The Husband has the type of personality where if he develops an interest in something, he becomes obsessed. Last summer it was bow hunting. Normally, he makes every point to avoid going outdoors during the hot summer months. However, last summer it was not unusual to find him standing out in the backyard in 100 degree heat, sweat dripping from his brow, engaged in target practice.
This summer he has taken an interest in something I can really appreciate and even encourage – smoking meat. My mother-in-law gave us this huge, black iron grill/smoker as a wedding gift and while it has gotten plenty of use for grilling we seldom used it for smoking.
Mainly because we had no idea what the heck we were doing. Twice we’ve tried to smoke a brisket only to have the fire die halfway through the cooking time and we ended up finishing the meat in the oven. There’s nothing wrong with that, but to The Husband is sort of felt like we were cheating.
Memorial Day weekend we decided to give it another crack. The Husband and I first discussed our strategy. There are about a bajillion different methods for smoking meat and everyone swears that their method is the best. I am not one of those people. We opted to use a combination of mesquite chips soaked in water and charcoal and forgo the water pan. The husband first lit the charcoal in the lowest possible part of the grill and once the embers were established, added the woodchips. To prevent our biggest problem – a dwindling fire – he diligently checked the smoker once an hour to make sure the fire was adequate and added charcoal and wood chips as needed. After about seven hours, we tested our ribs with a meat thermometer for doneness and let them rest for

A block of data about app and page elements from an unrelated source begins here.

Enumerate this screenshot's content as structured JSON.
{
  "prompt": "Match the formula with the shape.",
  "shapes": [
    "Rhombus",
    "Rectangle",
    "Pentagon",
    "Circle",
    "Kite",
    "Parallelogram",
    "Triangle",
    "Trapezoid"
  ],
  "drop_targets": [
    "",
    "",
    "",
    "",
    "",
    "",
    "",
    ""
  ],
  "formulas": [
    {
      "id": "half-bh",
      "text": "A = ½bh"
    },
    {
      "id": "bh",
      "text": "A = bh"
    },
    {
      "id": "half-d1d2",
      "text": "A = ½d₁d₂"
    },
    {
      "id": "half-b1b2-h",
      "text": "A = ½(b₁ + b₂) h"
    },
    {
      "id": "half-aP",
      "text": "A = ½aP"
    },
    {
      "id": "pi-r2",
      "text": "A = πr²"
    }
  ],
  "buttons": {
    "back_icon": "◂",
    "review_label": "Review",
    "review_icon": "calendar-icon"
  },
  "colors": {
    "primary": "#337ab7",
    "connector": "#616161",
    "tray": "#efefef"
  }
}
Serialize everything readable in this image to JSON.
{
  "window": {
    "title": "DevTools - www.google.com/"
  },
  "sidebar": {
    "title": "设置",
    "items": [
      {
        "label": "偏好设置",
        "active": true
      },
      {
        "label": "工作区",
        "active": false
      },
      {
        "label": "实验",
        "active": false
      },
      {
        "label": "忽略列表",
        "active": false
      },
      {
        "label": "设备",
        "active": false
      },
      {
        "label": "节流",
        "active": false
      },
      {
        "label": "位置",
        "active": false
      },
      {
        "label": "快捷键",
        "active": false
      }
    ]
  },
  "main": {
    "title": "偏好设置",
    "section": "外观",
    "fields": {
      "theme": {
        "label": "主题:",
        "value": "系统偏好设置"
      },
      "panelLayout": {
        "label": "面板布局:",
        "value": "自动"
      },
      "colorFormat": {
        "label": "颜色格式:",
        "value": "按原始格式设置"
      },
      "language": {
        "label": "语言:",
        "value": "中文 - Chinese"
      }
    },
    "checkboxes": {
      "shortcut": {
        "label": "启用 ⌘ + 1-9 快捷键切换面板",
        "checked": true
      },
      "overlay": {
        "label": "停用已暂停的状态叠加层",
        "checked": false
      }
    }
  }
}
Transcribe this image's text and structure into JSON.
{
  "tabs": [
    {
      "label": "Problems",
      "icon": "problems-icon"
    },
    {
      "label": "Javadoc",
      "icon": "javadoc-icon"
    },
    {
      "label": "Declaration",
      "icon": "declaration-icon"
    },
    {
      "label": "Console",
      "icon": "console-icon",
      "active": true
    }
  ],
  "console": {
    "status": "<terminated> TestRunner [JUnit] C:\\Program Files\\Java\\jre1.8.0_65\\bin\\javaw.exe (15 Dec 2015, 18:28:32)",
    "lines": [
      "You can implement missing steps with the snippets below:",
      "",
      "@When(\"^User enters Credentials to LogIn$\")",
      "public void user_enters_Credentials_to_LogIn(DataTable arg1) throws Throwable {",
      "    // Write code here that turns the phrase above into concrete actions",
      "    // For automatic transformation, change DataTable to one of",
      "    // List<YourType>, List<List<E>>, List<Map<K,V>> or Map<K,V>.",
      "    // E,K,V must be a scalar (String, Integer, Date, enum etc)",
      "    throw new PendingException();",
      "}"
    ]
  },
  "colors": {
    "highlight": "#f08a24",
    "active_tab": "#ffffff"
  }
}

an eternity 15 minutes before slicing into them.
The ribs were heaven — melt in your mouth tender and deliciously smoky. The Husband’s chest swelled with pride and he beamed from ear to ear.
So when I say he becomes obsessed – he immediately began talking about what we could smoke next. I’m a sucker for smoked chicken and he wanted to try some pork, so last weekend we threw on a few chicken quarters and a whole pork loin roast. The chicken was dead on. The roast we wrapped up for eating later in the week.
I’m not proclaiming this is the gospel when it comes to smoking meat. We still have a lot to learn and I’m sure there are others out there with much more experience. I would suggest doing your own research and practice makes perfect.
- 1 tablespoon salt
- 2 teaspoons paprika
- 1-1/2 teaspoons onion powder
- 1-1/2 teaspoons garlic powder
- 1-1/2 teaspoons dried basil
- 1 teaspoon dried ground mustard
- 1 teaspoon cumin
- 2 teaspoons ground black pepper
- ½ teaspoon dried thyme
- ½ teaspoon savory
- Combine all ingredients in a small bowl.
- Prepare meat for grilling by brushing both sides of the meat with olive oil and then seasoning generously with dry rub mix.
- Store in an airtight container.